Risk factors such as obesity and chronic conditions such as diabetes that we’re observing earlier in life (due to screening, for example) do suggest greater health complications in future. But disability and functional limitation from these conditions may still be delayed by enabling technology or cures.
The Australian Institute of Health and Ageing (AIHW) reports that between 1998 and 2009 increases in life expectancy at age 65 included more years at the end of life with a disability and with severe functional limitations. But on the positive side, these were on top of increases in disability-free life expectancy at age 65 – from 7.1 to 8.2 years for males and 8.7 to 9.7 years for females.
As new data comes on stream, the next step for researchers will be to project the rates of healthy life expectancy into the future. Some are doing this already by extrapolating trends and calculating the probabilities of moving into ill health.

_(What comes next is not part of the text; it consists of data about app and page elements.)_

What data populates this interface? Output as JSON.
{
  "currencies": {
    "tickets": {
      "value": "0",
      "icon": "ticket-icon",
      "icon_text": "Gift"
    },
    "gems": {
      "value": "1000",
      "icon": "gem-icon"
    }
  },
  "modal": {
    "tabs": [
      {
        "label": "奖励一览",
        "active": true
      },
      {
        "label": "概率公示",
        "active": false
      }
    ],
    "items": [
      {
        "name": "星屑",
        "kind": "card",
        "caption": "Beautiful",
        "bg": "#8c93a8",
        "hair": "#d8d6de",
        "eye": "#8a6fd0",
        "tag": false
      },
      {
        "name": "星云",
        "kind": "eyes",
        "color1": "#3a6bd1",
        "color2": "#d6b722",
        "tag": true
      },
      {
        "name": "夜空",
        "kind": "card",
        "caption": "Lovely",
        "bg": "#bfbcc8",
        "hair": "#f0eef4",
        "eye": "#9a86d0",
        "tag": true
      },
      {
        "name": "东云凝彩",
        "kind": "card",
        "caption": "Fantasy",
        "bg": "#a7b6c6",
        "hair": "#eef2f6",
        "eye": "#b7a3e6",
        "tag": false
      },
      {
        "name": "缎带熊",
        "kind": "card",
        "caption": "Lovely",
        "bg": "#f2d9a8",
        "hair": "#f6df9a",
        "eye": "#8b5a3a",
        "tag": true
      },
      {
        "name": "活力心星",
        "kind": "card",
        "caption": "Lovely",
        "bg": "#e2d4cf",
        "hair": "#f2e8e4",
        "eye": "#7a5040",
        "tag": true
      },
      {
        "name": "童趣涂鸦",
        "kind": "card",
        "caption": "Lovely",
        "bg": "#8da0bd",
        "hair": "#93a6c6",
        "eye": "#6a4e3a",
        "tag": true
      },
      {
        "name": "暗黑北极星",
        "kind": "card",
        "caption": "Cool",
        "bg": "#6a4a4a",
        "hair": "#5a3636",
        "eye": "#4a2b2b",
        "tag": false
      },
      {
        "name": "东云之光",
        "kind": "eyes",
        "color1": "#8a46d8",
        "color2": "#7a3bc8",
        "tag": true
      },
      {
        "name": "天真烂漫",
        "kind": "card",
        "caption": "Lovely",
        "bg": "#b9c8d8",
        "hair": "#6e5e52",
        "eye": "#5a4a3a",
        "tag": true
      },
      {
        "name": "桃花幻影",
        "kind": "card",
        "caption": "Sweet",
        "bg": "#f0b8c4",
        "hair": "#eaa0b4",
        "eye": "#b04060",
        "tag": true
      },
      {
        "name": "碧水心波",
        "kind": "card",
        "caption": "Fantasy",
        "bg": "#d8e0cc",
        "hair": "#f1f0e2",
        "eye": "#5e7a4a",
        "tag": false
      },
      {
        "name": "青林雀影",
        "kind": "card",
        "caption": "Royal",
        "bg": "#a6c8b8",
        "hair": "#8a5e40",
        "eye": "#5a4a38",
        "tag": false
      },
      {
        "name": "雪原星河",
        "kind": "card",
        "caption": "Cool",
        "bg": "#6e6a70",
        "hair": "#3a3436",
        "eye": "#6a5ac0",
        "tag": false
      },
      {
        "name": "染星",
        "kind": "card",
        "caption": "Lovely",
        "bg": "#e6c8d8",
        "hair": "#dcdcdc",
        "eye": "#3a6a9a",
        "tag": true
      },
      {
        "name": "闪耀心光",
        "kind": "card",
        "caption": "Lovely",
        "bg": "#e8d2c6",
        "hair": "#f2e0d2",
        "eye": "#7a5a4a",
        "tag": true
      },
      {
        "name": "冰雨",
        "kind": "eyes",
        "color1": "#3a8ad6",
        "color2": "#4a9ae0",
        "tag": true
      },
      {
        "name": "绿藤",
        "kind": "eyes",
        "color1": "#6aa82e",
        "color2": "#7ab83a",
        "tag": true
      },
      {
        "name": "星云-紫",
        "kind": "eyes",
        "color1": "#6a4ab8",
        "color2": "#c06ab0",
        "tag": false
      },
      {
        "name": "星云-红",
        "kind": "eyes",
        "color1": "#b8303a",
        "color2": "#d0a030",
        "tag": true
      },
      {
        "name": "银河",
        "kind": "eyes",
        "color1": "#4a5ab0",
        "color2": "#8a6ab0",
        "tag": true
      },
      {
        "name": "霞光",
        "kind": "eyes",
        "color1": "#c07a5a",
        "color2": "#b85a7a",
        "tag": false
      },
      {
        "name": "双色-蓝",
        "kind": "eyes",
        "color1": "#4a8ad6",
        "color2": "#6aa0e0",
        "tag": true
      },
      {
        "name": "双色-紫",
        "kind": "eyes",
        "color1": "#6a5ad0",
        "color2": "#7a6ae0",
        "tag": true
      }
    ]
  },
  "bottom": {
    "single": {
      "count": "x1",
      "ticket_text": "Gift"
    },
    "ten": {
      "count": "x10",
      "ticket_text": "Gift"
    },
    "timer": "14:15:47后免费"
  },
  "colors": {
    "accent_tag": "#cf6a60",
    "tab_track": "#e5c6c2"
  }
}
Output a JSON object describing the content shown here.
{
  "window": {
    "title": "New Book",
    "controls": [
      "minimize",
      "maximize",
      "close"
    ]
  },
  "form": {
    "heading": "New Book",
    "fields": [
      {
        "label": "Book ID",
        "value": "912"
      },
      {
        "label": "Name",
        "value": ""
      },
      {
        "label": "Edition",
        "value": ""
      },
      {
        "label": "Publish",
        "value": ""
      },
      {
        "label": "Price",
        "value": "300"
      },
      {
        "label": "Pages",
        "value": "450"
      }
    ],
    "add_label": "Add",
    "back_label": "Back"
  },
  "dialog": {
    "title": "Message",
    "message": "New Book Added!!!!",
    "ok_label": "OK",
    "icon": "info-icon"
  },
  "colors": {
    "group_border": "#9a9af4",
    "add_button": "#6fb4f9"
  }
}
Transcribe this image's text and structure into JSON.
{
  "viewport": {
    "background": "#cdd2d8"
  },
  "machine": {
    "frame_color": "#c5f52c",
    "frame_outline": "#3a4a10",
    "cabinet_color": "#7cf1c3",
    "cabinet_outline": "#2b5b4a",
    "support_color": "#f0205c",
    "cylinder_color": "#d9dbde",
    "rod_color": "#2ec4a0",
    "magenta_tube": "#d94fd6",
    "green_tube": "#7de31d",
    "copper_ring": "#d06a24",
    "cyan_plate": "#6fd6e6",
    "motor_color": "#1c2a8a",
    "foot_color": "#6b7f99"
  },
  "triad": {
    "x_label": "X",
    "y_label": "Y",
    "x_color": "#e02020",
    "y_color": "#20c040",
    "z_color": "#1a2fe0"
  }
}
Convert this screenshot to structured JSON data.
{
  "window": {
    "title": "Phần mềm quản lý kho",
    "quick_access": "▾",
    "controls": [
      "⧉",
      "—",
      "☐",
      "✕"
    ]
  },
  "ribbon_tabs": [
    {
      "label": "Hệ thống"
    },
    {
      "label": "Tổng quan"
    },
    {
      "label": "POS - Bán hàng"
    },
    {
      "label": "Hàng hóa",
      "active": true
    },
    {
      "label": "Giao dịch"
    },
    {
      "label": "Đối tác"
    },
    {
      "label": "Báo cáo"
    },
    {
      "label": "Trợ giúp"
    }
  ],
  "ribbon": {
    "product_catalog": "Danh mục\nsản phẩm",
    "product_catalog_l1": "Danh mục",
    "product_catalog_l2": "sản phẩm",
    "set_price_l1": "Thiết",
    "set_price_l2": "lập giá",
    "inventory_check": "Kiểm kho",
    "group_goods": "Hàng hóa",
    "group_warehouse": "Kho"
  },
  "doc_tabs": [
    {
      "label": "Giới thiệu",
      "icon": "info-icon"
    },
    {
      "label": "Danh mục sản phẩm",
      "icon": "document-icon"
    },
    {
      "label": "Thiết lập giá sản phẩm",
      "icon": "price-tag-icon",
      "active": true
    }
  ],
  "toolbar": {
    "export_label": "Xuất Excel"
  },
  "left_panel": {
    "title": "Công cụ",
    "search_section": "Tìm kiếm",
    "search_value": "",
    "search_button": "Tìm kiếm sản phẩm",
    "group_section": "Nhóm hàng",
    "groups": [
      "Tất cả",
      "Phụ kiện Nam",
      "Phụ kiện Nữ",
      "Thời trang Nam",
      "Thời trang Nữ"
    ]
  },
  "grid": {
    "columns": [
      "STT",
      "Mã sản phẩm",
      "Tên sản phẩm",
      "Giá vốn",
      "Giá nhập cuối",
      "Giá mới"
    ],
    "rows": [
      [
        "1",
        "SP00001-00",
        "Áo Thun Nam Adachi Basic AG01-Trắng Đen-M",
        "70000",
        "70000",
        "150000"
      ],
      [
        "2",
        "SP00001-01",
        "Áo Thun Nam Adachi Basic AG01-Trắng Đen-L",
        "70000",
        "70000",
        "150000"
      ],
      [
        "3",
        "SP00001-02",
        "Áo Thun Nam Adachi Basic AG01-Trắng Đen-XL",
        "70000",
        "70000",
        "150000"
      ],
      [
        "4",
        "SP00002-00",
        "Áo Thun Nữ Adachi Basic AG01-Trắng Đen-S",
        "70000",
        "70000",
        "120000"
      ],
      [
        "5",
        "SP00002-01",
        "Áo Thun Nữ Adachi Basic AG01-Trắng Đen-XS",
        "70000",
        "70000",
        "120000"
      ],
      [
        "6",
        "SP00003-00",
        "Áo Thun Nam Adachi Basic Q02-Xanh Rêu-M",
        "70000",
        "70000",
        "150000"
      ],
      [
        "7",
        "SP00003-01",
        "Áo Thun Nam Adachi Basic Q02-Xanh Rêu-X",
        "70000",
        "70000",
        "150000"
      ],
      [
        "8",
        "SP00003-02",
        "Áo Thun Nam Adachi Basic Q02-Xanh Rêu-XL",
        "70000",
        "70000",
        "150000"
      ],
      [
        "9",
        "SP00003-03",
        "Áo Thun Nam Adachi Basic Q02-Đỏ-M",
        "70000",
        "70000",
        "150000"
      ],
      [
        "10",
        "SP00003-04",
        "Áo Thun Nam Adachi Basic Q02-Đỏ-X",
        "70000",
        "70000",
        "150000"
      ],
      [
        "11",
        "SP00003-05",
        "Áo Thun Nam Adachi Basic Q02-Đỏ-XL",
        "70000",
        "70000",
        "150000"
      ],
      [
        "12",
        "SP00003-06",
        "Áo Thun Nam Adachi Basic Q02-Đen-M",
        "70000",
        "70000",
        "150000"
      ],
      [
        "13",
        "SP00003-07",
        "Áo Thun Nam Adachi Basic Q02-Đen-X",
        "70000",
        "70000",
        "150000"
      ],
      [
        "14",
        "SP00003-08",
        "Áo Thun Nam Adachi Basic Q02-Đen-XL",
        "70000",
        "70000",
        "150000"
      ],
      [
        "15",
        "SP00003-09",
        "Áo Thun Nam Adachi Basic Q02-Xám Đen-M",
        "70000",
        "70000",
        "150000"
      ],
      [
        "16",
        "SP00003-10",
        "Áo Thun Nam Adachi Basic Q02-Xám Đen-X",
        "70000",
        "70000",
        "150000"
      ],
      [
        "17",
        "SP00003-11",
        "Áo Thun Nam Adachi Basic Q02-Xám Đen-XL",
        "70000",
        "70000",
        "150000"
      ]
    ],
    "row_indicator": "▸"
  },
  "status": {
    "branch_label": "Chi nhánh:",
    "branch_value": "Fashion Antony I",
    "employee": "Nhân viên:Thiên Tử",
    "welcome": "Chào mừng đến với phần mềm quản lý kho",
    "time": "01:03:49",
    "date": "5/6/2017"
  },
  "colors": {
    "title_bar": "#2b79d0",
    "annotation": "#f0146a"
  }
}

A massive global effort to understand the health challenges across countries reveals that in Australia and elsewhere, musculoskeletal problems, particularly lower back pain, are the top causes of “years lost to disability” among older people. It is an area to which more research funding should be dedicated.
What does this mean for an ageing workforce?
Health barriers to employment can be overcome if such conditions and capabilities can be accommodated to allow people to work.
Government responses include providing services that help individuals and employers by way of advice and through subsidies for workplace modifications. Changes to incentives around benefits mean that individuals on Disability Support Pension (DSP) can now work up to 30 hours per week without losing benefits. And the National Disability Recruitment Coordinator works with businesses with 100 or more employees to help them employ and retain people with a disability.
Perhaps we can also appeal to employers' self interest. After all, older workers have enormous value. They have mature judgement, reliability and loyalty, corporate memory, and lower levels of occupational health and safety incidents. Business can also benefit from workers that resemble their client demographic.
More could be done to incentivise employer involvement in health, to prevent illness and cope with disability. Australia has one of the lowest proportions of people with disabilities in the workforce in the OECD. Lower levels of labour force participation among people with disabilities have been stagnant for some time.
Some industries are absorbing older workers at higher rates than others. Currently, the industry with highest proportion of older workers is agriculture, forestry, and fishing – 30% of its employees were aged 55 or over in 2012. Since 1995, the education and health-care industries have seen the greatest gains.
It remains to be seen what the health and disability profiles of older workers will be and which employers will be able to adjust and reap the benefits of population ageing.
Rafal Chomik is a Senior Research Fellow at the ARC Centre of Excellence in Population Ageing Research, UNSW.
This opinion piece was first published in The Conversation.